What will happen to public housing under soon-to-be President Donald Trump? The answer to this question could have consequences for every single one of the more than half million New Yorkers — most of them low-income blacks and Latinos – living in 328 public housing developments across the five boroughs, not to mention the hundreds of thousands whose rents are subsidized by Section 8 vouchers.
From appearances and past deeds, a Trump administration is likely to pay scant attention to the needs of the nation’s public housing residents, who in many places including New York City face an infrastructural crisis marked by a steady decline in living conditions that has accelerated in the last decade. Here at home, decades of government disinvestment and neglect have devastated public housing, leaving residents to cope daily with leaking roofs, stalled and broken elevators, fragile plumbing, crumbling facades and toxic mold. The New York City Housing Authority (NYCHA) could well use some help meeting a $17 billion backlog in major improvements to its aging buildings.
Since tax cuts are high on the Trump agenda, we can expect a tighter federal budget which will mean (at best) status quo funding for Section 8 vouchers, which help low-income families afford housing by subsidizing rents in privately-owned rentals. Additional funding for this program is essential if it is to meet the need for rental assistance – particularly in high-rent cities like New York – in large part because rents are going up while incomes remain stagnant.
Despite famously pledging to “rebuild the inner cities” if elected, it is unlikely that Trump will actually follow through. After all, this is a guy who made his name building luxury residential properties, hotels and golf courses that cater to the wealthy, without making a mark in affordable housing.
Yet some public housing advocates see a glimmer of hope. They cite Trump’s interest in a national infrastructure investment initiative to accelerate the economy and generate jobs. If Trump is serious at all about “inner city” issues, then public housing infrastructure must be included in any national initiative.
But — given his track record — it’s hard to imagine Trump using his executive powers to address housing inequities. Back in 1973, the U.S. Justice Department sued the Trump family real estate firm for violating the Fair Housing Act by using racially discriminatory rental practices designed to keep blacks out of rental buildings in Brooklyn and Queens. This lawsuit – among the biggest of its kind at the time – ended in a consent decree prohibiting Trump and his father from engaging in discriminatory rental and real estate sales practices. In the decades since then, Trump has done little to change the perception that he holds poor blacks and Latinos in low regard.
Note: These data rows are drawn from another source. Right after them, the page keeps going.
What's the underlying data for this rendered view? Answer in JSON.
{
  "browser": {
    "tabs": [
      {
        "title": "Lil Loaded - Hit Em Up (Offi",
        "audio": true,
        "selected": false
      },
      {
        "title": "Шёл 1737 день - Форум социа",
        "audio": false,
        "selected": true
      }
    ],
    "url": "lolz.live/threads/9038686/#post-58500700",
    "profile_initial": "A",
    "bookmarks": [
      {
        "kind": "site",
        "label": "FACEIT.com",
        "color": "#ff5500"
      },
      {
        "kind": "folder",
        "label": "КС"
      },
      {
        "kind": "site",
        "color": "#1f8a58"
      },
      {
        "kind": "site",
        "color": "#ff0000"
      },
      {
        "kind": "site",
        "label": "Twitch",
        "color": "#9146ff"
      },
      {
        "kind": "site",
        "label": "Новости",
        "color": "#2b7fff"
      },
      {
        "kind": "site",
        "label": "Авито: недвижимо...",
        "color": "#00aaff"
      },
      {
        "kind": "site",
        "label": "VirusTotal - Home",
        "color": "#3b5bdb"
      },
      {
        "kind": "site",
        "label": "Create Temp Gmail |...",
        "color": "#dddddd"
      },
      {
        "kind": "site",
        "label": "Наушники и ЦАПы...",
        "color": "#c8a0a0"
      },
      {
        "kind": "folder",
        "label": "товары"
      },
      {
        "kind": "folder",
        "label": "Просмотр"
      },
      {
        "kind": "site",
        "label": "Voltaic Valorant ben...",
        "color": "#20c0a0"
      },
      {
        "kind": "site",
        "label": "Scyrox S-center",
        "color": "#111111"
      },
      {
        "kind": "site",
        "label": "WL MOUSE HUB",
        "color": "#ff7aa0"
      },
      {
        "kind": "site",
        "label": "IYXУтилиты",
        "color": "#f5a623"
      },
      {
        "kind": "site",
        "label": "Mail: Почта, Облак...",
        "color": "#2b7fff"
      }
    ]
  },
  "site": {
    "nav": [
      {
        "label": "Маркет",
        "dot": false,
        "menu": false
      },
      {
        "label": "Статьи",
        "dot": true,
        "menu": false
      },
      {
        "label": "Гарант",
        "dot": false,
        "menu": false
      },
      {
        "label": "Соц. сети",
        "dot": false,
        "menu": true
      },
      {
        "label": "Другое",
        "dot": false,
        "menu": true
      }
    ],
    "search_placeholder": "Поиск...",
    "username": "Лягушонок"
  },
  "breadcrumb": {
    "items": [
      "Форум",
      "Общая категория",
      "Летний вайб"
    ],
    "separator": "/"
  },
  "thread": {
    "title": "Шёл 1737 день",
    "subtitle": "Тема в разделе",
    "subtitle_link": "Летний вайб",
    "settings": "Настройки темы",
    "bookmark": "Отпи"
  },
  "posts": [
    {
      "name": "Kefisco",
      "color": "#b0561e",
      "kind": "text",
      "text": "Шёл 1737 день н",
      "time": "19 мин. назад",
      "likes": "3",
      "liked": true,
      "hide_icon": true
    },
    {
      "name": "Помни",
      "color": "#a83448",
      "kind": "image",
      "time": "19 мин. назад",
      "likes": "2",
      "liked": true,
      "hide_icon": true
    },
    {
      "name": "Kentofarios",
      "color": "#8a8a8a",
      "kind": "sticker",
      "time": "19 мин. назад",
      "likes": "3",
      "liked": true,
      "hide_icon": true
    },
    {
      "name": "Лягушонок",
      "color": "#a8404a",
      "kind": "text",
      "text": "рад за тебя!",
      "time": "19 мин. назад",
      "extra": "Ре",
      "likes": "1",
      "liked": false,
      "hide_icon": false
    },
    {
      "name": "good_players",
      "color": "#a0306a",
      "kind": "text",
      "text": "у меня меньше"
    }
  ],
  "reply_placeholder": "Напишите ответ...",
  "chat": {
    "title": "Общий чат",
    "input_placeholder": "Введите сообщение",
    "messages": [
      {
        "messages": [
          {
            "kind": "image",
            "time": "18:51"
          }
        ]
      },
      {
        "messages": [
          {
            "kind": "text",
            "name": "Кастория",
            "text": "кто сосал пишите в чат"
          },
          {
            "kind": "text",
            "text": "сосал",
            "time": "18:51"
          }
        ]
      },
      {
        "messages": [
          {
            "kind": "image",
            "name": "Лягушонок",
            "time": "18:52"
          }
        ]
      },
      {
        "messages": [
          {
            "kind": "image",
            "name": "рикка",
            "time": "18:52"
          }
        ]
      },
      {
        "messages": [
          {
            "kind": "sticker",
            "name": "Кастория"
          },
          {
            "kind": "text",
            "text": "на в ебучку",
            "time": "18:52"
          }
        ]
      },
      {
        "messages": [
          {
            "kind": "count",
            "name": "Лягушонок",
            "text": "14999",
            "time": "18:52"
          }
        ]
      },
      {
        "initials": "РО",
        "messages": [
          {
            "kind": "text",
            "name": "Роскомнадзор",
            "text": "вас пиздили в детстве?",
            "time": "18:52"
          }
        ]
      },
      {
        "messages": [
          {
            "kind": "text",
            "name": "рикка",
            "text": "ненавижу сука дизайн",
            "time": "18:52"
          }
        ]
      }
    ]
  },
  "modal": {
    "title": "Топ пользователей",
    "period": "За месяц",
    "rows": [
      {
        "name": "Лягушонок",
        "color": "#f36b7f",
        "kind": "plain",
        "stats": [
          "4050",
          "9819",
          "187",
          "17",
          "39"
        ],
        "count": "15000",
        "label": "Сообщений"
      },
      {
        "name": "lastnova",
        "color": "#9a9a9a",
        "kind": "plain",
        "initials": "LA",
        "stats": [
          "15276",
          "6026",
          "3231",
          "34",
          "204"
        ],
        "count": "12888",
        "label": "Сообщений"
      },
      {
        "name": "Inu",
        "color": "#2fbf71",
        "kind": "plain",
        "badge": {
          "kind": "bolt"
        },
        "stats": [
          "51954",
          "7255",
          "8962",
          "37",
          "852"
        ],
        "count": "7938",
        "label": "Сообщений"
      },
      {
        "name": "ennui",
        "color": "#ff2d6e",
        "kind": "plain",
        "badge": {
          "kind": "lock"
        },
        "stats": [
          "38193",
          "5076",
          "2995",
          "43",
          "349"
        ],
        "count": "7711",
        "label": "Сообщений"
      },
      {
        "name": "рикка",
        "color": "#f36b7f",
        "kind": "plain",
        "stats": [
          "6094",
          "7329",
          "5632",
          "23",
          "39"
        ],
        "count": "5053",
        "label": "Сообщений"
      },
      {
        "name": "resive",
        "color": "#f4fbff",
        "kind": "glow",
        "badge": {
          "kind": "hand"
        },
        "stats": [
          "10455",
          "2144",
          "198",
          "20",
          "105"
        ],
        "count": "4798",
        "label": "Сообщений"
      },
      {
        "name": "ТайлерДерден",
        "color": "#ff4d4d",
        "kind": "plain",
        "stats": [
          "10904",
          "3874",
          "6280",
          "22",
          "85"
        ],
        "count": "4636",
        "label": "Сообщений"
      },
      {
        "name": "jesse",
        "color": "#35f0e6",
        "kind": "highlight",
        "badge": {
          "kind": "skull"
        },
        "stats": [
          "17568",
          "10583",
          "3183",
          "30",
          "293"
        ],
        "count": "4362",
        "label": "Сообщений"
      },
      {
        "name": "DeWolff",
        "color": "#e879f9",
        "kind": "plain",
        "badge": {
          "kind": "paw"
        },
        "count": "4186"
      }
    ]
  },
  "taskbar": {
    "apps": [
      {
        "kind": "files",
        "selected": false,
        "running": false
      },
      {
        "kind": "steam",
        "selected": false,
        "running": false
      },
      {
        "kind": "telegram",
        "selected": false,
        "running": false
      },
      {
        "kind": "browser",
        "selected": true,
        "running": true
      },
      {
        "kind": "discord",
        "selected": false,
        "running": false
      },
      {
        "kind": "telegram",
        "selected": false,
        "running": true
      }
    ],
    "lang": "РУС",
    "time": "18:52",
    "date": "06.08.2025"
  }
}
Even his choice of Dr. Ben Carson to be U.S. Secretary of Housing and Urban (HUD) Development looks to be a smoke screen. The retired neurosurgeon, who grew up in Detroit and was a 2016 Republican Presidential candidate, has no experience in housing or leading a large government agency. That may explain why he was chosen in the first place; gutting HUD will sure be a lot easier with an inexperienced figurehead in charge. To his credit, Carson himself expressed reservations about taking the job due to his obvious lack of qualifications.
All of the concerns and uncertainties surrounding the new administration add new pressure on stakeholders in New York’s public housing system to do more to preserve this critical source of affordable housing for the city’s poorest residents.
But this is no time to rely on help from Washington. Rather, we need a dramatic change in government priorities here in New York – one that favors restoring public housing rather than marginalizing it while exploiting its land assets.
Both Governor Cuomo and Mayor de Blasio have called for multi-billion dollar affordable housing initiatives in the private sector. The governor’s affordable housing initiative commits $5 billion over five years to the effort. Mayor de Blasio’s ambitious Housing New York Plan — with a goal of 200,000 affordable housing units over ten years, 80,000 to be constructed and 120,000 to be preserved — commits $8 billion in city capital funds.
However, since 2014 the City and State’s collective capital commitment to preserving existing public housing for its hundreds of thousands of residents here in New York City totals $500 million (mostly from the City). Even without federal help – which does not appear forthcoming – the City and State must be prepared to invest in the level and scale of infrastructure improvements needed to shore up New York City’s public housing. Without this commitment, public housing could become extinct in our lifetime. That would have a devastating impact on poor working families and lead to a massive crisis for the city in terms of increasing homelessness and inequality.
David R. Jones, Esq., is President and CEO of the Community Service Society of New York (CSS), the leading voice on behalf of low-income New Yorkers for more than 170 years. The views expressed in this column are solely those of the writer. The Urban Agenda is available on CSS’s website: www.cssny.org.